During the Rif War in Morocco, the French Foreign Legion's outpost of Tarfa is threatened by Khalif Hussein's tribes but Sergeant Mike Kincaid devises a plan of survival until the arrival of French reinforcements.
Toward the end of World War II, a small company of American GI's occupy an ancient castle. Their commander has an affair with the countess in resident. One guy falls in love with a Volkswagon. A baker among them moves in with another baker's wife. A group of shell shocked holy rollers wander the bombed out streets. A GI art historian tries vainly to protect the castle and its masterpieces.Written by
Jim Sadur <firstname.lastname@example.org>

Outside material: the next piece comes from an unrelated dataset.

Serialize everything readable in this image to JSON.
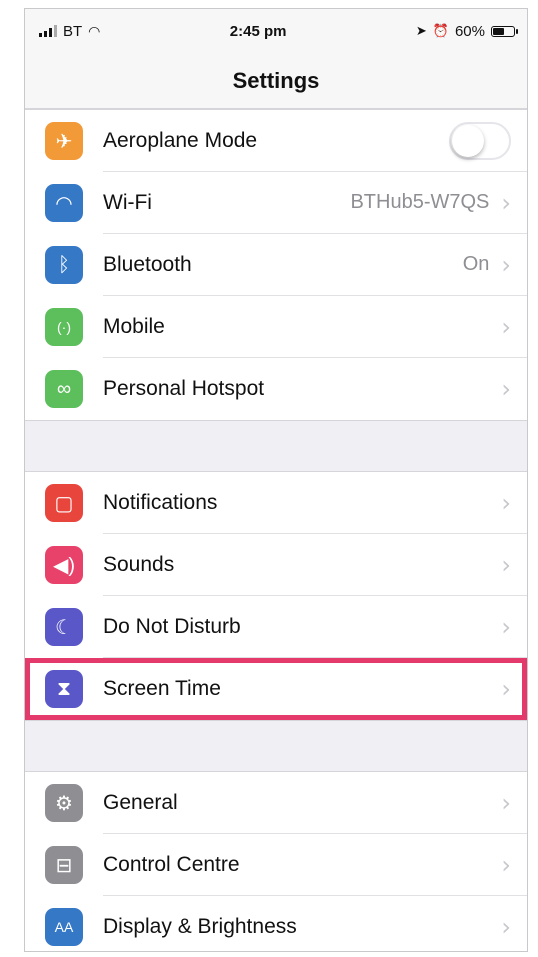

The castle set in Yugoslavia blew up and burned to the ground. It was quite a surprise to the cast and crew. Sydney Pollack immediately grabbed the camera and shot what he could of the burning castle. See more »
Just prior to riding to the summer house, the major was on his horse and had his gold leaf on his helmet. When dismounted and examining the ground for tracks, the majors' leaf was missing. See more »
Thanks to this film, I can never entirely think of "Private Benjamin" as a comedy about a society girl in the army (not that this one doesn't have a lot of funny moments, of the very strange kind). "Hessian" is right - it's so strange, you almost have to either love or hate it, and I'm completely attached to it. With the kinds of actors in it, it's really hard to think of anyone as especially standing out, but (as attached as I've always been to Burt Lancaster) the answer would almost have to be Patrick O'Neal as Beckman. It took me a long while to think of it, but he's almost like the Eleanor character in The Haunting, because of the way he's taken over by the castle completely, and his "private war" with the major because of it. One of the best scenes was between him and Private Benjamin (played by Al Freeman Jr.), who was pictured as his "soulmate" in a way. Beckman admitted that he'd been a war hero (before the beginning of the story), but he wrote it off as being temporarily crazy. Benjamin said, "But you'd fight to save this castle." Beckman said, "Yes - but I don't know who. Which side."
One of the best funny lines was one of Peter Falk's - "Swim the moat? What the hell war is this?"
7 of 11 people found this review helpful.
Was this review helpful to you?
| Report this